● TASK DESCRIPTION:
Pull out every line in the data that has the string "this" in it.

● RECORDED DATA:
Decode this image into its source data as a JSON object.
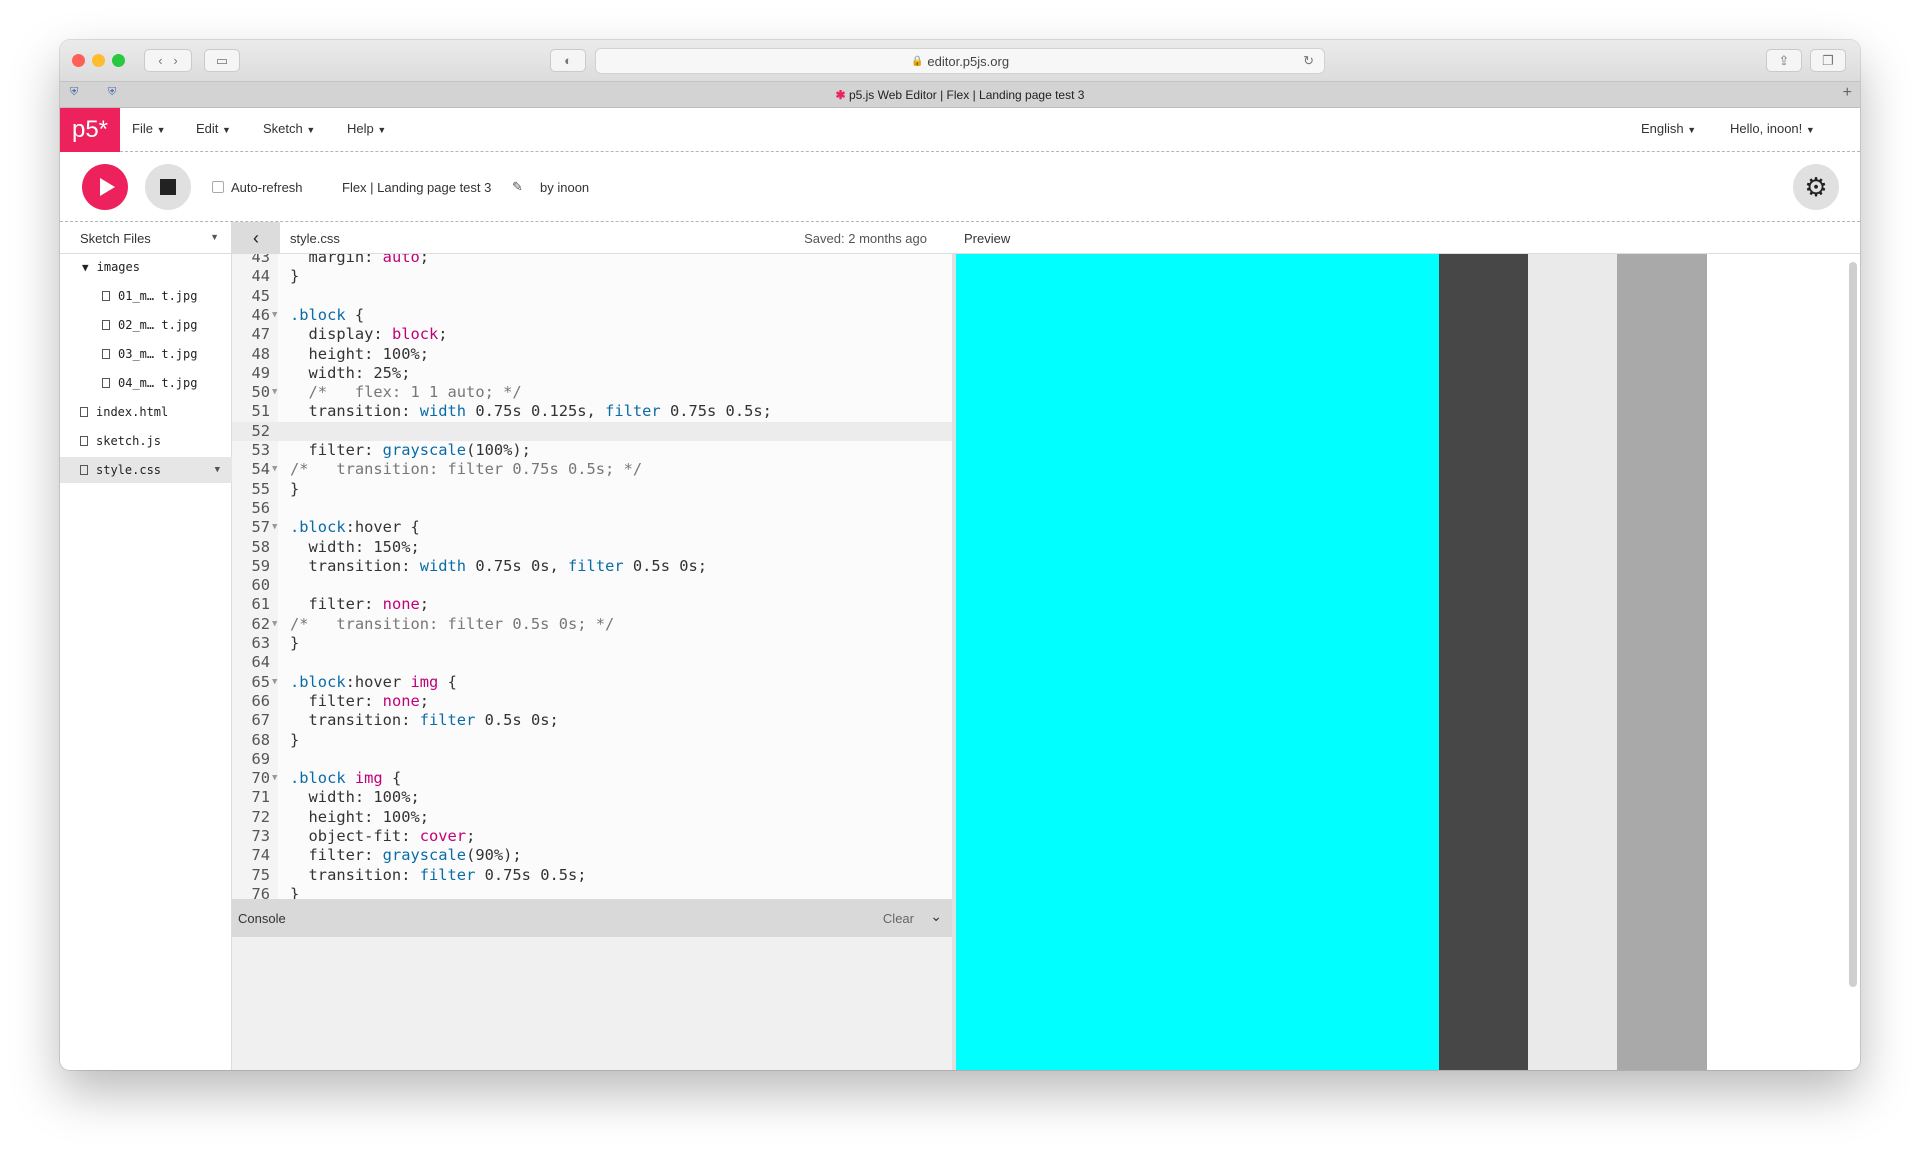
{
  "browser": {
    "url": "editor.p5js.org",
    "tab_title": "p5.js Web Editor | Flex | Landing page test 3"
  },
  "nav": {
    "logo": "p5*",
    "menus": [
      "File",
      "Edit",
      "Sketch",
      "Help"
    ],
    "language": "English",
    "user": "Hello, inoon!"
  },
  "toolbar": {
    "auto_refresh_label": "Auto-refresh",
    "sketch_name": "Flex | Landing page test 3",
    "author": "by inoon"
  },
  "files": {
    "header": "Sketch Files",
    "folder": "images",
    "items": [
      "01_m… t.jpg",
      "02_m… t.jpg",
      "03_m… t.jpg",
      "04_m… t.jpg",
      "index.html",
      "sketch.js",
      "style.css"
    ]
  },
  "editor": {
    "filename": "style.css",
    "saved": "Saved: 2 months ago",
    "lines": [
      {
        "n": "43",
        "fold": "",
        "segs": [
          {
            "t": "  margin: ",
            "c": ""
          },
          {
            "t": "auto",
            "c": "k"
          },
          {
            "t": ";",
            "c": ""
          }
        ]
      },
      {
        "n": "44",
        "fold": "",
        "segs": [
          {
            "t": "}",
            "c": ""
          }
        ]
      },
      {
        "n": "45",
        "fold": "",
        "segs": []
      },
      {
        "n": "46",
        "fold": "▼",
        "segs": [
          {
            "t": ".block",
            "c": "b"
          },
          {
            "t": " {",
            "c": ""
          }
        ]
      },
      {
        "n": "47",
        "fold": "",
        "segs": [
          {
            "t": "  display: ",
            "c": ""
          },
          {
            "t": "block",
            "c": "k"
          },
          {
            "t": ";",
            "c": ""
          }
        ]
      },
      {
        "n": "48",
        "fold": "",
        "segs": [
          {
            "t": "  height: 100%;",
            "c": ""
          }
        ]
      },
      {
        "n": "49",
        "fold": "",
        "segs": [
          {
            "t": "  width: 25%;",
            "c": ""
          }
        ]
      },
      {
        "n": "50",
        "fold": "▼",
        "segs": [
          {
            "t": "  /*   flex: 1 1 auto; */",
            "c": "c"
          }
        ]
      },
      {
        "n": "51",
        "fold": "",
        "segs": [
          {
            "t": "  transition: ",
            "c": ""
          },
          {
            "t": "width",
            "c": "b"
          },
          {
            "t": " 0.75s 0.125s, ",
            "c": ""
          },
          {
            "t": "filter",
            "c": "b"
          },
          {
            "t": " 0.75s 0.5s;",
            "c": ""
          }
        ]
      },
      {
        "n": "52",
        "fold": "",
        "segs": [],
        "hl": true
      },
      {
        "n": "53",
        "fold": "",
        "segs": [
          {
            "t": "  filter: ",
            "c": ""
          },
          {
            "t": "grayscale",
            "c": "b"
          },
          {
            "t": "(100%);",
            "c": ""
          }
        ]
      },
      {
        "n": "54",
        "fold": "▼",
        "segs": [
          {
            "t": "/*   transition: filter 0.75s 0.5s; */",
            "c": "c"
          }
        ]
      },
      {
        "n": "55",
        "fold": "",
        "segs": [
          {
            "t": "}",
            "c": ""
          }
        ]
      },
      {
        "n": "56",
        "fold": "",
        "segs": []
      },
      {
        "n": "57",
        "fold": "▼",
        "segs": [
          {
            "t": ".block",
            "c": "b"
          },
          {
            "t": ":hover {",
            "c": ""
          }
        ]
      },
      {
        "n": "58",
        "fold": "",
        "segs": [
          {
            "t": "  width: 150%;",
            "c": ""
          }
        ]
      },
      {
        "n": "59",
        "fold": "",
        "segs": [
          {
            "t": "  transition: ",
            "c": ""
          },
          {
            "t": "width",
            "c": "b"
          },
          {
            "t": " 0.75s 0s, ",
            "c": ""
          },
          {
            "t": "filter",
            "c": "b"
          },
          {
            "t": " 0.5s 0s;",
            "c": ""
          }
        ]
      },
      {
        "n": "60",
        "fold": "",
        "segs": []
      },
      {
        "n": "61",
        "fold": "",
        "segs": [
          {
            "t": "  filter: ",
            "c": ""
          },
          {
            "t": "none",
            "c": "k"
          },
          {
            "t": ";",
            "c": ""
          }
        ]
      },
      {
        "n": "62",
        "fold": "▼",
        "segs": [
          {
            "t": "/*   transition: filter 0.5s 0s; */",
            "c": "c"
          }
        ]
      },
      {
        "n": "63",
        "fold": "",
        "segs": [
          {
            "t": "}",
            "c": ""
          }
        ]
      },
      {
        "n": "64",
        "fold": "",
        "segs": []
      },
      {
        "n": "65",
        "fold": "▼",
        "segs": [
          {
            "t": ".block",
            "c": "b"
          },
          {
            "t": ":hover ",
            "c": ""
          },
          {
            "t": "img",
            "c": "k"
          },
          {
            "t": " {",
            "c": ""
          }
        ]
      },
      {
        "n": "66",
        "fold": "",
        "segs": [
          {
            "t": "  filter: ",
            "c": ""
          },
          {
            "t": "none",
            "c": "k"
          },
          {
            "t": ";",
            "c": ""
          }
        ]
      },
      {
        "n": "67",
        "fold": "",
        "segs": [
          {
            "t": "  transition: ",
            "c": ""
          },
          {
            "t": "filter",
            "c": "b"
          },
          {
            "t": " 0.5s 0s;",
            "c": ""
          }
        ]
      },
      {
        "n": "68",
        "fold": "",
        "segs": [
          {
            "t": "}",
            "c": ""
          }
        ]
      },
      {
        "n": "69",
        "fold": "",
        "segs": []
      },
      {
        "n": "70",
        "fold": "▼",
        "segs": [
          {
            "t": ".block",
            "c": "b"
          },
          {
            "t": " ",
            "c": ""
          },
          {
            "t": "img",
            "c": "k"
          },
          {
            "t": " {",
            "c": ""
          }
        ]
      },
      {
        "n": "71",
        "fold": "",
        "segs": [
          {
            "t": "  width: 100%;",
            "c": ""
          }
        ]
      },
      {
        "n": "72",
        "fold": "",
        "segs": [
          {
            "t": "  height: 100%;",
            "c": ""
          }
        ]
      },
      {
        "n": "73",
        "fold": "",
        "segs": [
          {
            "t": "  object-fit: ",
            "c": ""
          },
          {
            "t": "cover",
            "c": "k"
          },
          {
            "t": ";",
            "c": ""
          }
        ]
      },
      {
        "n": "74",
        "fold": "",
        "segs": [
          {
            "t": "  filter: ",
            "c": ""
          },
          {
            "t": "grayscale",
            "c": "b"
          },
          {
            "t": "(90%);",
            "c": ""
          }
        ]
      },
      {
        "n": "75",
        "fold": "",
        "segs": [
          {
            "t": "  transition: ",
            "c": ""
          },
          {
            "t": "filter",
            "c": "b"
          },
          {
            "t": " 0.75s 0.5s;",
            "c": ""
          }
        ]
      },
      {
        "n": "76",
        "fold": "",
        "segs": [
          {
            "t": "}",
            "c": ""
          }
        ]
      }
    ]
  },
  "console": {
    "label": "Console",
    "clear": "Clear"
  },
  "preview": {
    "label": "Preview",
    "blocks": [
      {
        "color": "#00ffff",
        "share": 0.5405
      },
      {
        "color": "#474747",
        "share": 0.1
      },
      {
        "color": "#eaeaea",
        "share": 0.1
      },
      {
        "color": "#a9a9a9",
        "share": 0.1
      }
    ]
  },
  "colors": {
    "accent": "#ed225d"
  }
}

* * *

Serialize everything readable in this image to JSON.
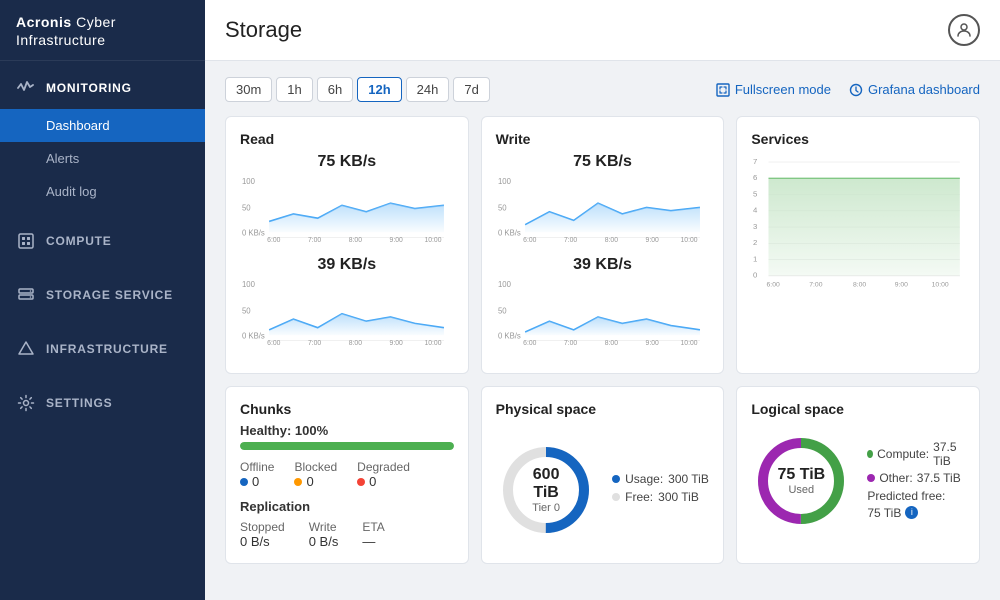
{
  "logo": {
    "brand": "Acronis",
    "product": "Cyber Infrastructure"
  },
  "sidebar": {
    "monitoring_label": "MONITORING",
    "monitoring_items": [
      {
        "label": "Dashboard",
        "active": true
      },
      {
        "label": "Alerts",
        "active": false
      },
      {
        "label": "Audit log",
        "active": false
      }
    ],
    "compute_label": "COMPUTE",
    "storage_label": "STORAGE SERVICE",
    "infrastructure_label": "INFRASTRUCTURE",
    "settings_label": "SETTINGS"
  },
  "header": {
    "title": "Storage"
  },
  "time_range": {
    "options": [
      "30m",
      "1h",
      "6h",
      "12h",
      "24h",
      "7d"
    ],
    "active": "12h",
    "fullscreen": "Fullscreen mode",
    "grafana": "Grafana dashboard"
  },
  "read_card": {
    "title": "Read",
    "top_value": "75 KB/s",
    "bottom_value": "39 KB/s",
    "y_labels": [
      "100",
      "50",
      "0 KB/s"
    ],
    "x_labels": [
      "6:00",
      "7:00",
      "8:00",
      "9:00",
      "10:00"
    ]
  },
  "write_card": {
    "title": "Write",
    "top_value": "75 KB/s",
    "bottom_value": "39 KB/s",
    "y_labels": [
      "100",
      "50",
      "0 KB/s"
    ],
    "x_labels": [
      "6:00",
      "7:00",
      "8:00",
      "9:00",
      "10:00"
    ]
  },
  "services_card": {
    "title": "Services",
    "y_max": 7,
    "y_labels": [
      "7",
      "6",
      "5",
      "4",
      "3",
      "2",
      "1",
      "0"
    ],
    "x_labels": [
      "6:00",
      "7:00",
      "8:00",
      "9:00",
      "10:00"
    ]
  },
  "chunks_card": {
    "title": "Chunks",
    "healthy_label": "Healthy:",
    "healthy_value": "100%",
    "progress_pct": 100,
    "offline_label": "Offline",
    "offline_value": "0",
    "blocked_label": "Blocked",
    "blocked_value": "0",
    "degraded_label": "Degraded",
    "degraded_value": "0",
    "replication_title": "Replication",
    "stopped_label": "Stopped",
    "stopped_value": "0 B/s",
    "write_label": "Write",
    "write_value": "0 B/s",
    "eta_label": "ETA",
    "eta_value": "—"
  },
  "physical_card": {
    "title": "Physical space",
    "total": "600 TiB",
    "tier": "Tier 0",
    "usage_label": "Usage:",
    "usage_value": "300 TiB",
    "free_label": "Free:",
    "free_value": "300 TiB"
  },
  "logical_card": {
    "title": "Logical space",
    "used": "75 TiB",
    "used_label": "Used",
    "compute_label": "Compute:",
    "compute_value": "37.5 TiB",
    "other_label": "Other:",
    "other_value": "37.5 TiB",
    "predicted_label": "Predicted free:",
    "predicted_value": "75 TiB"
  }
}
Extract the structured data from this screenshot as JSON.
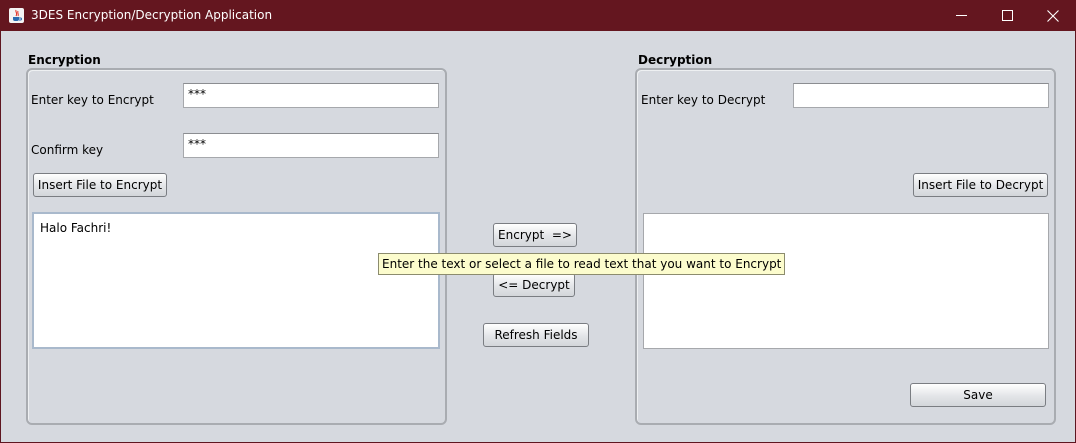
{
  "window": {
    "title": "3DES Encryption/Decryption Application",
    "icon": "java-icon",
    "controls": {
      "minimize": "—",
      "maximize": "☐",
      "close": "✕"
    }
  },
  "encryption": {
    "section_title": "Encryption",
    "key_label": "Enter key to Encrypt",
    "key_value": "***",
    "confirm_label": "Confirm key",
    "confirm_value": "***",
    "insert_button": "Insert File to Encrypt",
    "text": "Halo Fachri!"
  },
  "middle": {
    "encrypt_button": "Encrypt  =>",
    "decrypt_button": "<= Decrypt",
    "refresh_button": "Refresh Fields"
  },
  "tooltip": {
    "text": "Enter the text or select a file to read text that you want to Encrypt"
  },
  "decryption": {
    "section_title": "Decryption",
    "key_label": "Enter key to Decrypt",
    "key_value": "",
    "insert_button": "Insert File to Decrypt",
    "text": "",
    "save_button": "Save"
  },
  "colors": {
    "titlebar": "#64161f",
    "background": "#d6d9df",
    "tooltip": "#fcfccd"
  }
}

● EXERCISE ANSWER:
Decode this image into its source data as a JSON object.
Serialize everything readable in this image to JSON.
Extract the structured data from this screenshot as JSON.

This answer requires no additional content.